*** Begin section ***

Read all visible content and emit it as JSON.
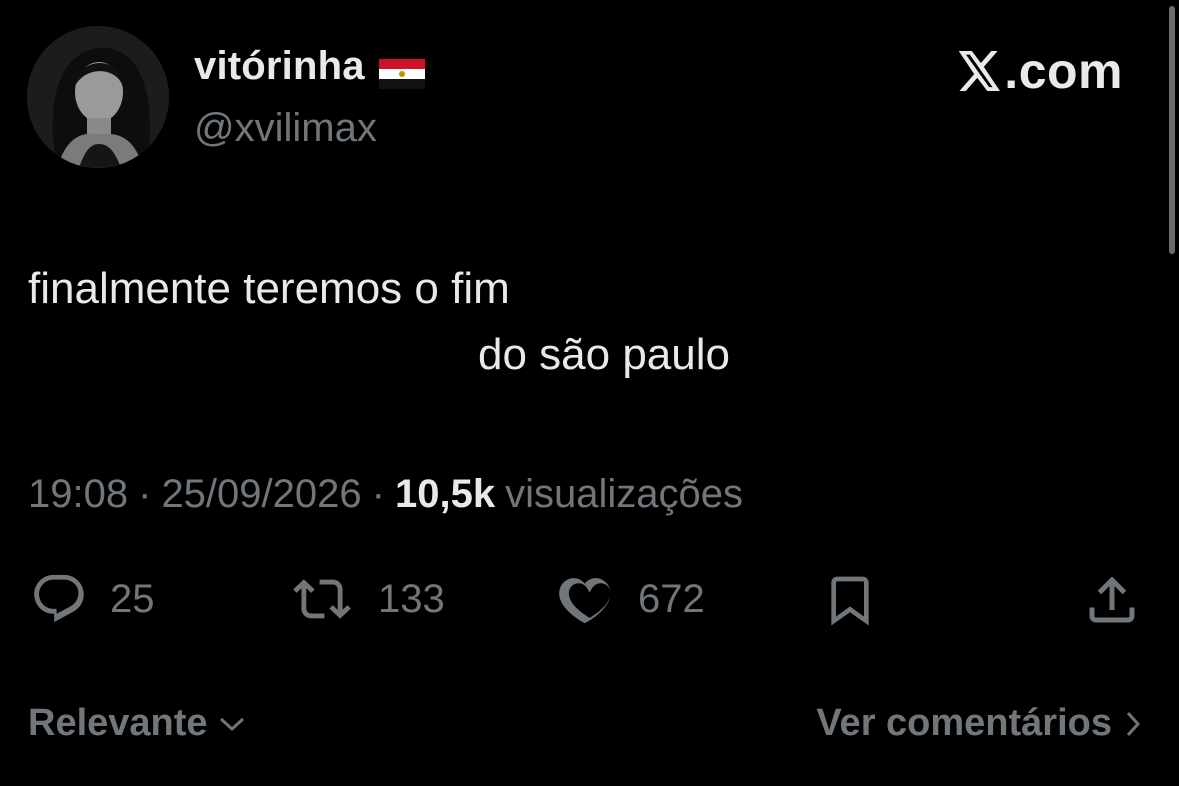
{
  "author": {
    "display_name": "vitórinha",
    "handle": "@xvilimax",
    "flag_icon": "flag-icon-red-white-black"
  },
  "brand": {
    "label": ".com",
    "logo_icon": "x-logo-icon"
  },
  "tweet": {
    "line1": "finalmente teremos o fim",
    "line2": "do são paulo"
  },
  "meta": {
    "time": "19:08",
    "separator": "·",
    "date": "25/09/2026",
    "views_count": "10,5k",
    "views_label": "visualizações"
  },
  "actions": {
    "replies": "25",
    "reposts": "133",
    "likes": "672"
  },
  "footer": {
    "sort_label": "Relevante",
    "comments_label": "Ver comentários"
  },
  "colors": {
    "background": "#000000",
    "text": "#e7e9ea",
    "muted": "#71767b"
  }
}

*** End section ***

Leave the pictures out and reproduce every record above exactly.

| Reply |
Read all visible content and emit it as JSON.
{
  "author": {
    "display_name": "vitórinha",
    "handle": "@xvilimax",
    "flag_icon": "flag-icon-red-white-black"
  },
  "brand": {
    "label": ".com",
    "logo_icon": "x-logo-icon"
  },
  "tweet": {
    "line1": "finalmente teremos o fim",
    "line2": "do são paulo"
  },
  "meta": {
    "time": "19:08",
    "separator": "·",
    "date": "25/09/2026",
    "views_count": "10,5k",
    "views_label": "visualizações"
  },
  "actions": {
    "replies": "25",
    "reposts": "133",
    "likes": "672"
  },
  "footer": {
    "sort_label": "Relevante",
    "comments_label": "Ver comentários"
  },
  "colors": {
    "background": "#000000",
    "text": "#e7e9ea",
    "muted": "#71767b"
  }
}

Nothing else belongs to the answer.